Strategy M3 has been modelled by a classification method called purify-by-class. This method uses intensional concept descriptions to determine the class to which an experiment belongs. The purify-by-class method needs two input models: new experiment and class descriptions. The New experiment model contains the description of a sample from which a protein has to be purified. The class descriptions model contains the descriptions of the classes to which a purification experiment can belong. This model is not provided by the domain expert, so during the KM analysis a KA-Task has to be associated to it. This KA-Task is solved using a learning method, called induce-classes, that induces the descriptions of the classes from the experiments contained in the experiments model.

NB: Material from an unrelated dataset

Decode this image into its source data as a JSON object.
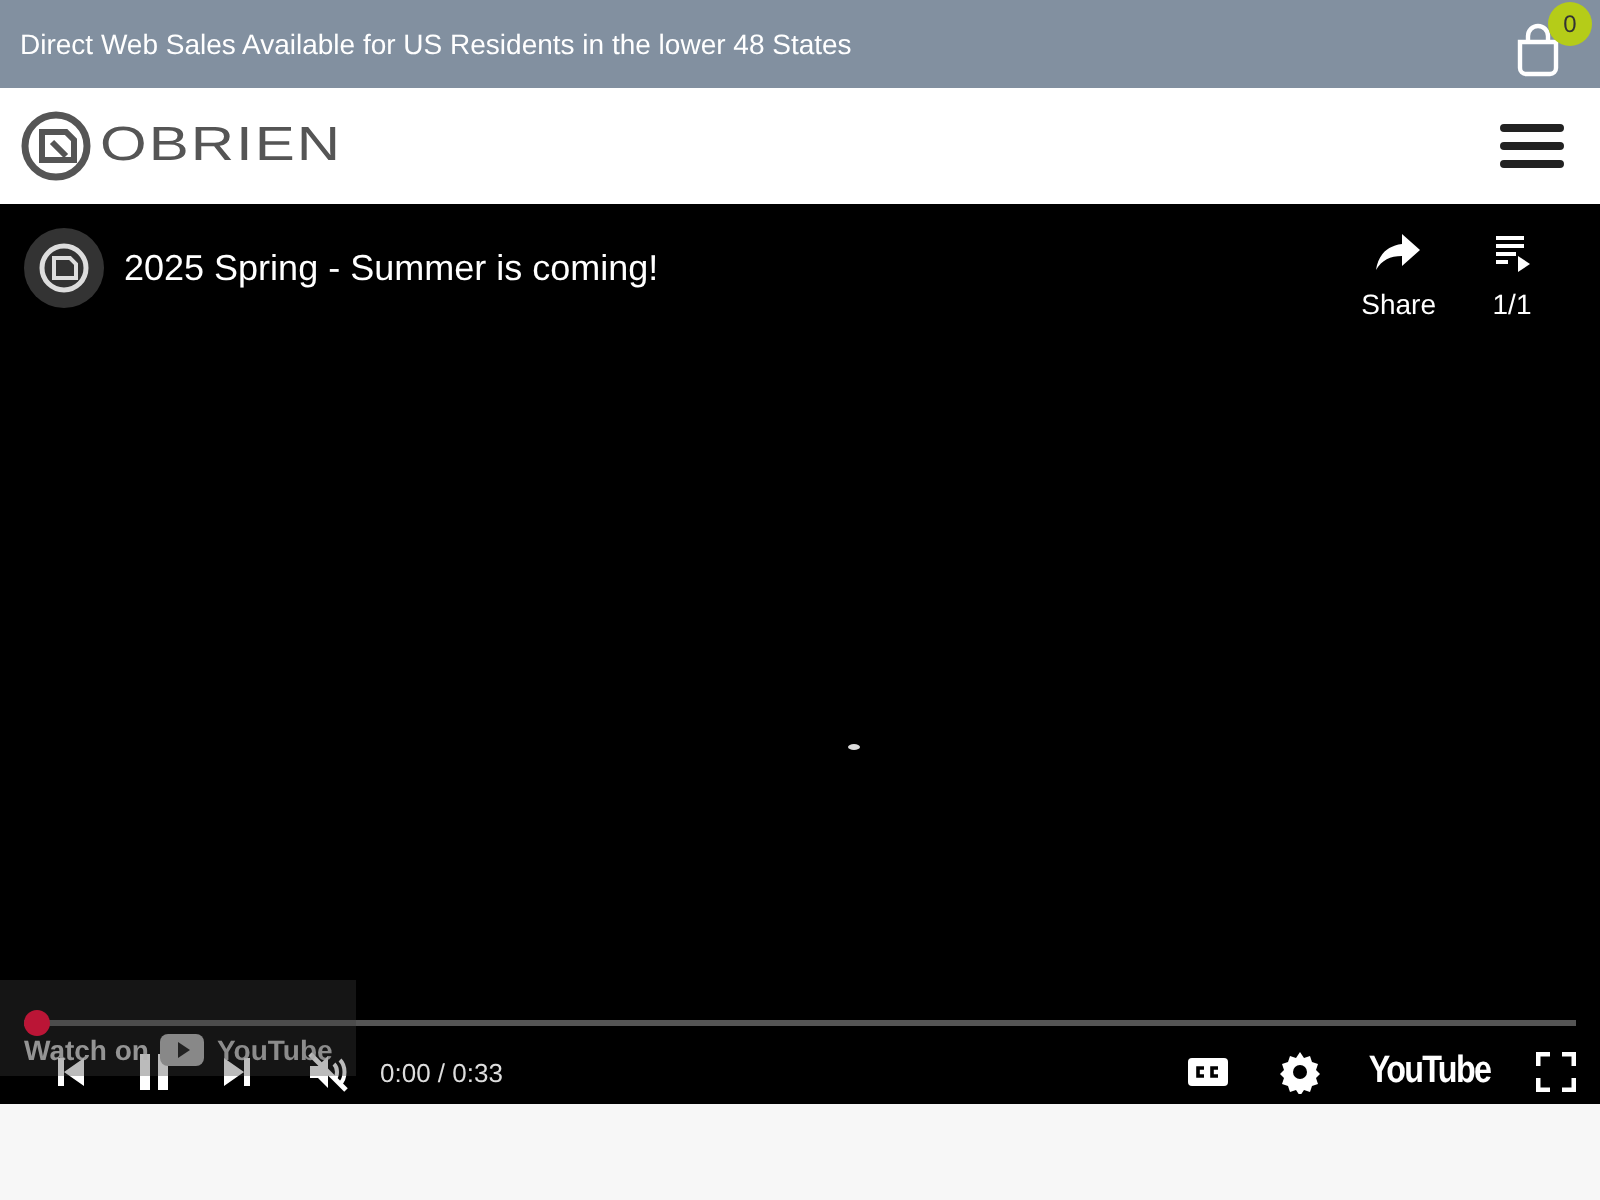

During the KM analysis of the domain, four PSM have been associated to the purification task. Let us suppose that in the CHROMA application the methods equal-sample, purify-by-class, analogy-by-determination, and default-plan are sequentially tried in this order. If a new experiment wants to purify a protein that is not used in any experiment of the base of cases, the only applicable method is default-plan. Using the sequential order, all the methods have to be executed (and fail) before to obtain the solution from default-plan.

The KM analysis of the domain suggests a more intelligent strategy to select the appropriate method. We propose to use a lazy problem-centred selection of the method taking into account an Applicability Conditions model and a Preferences model. In particular, the Applicability Conditions model in CHROMA contains the following knowledge:

If the protein of the current problem is not purified in any experiment in the case base, the only applicable method is default-plan.

If there is no experiment in the case base using the same sample that the current problem the applicable methods are the purify-by-class method, the analogy-by-determination method and the default-plan method.

If the sample of the current problem does not satisfy any class description, the applicable methods are the analogy-by-determination method and the default-plan method. As we will see later, to evaluate this condition CHROMA needs an additional model called control sample.

The Preferences model contains preferences provided by the domain expert in order to choose one method if more than one is applicable. In CHROMA the Preferences model contains the following preferences:

1) If applicable, equal-sample is preferable to others (since identical precedent assures an appropriate solution)

2) default-plan is the less preferable

3) analogy-by-determination and purify-by-class are equally preferable if both are applicable.

The lazy problem-centred strategy has been implemented using a selection task at the meta-level of the purification task. The selection task has as input the control sample model that contains the description of a sample S. Each feature A of the sample S has as values the disjunction of the values that A takes in all the case base experiments. The selection task is solved using the following method:

if there is no experiment in the case base using the current protein, the purification plan is always to be obtained using the default-plan method.

If the protein was already used and there is an experiment having the same sample that the new one, the equal-sample method can be used.

If the new experiment belongs to some solution class, the purify-by-class method can be used (also the analogy-by-determination method could be used).

Otherwise, the new experiment only can be solved using the analogy-by-determination method.

A detailed description of CHROMA and the methods that it uses can be found in:

E. Armengol, E. Plaza (1995); Integrating induction in a Case-based Reasoner. Lecture Notes in Artificial Intelligence. Springer. num. 984, pp. 3-17. (Extended version IIIA-RR-95-02)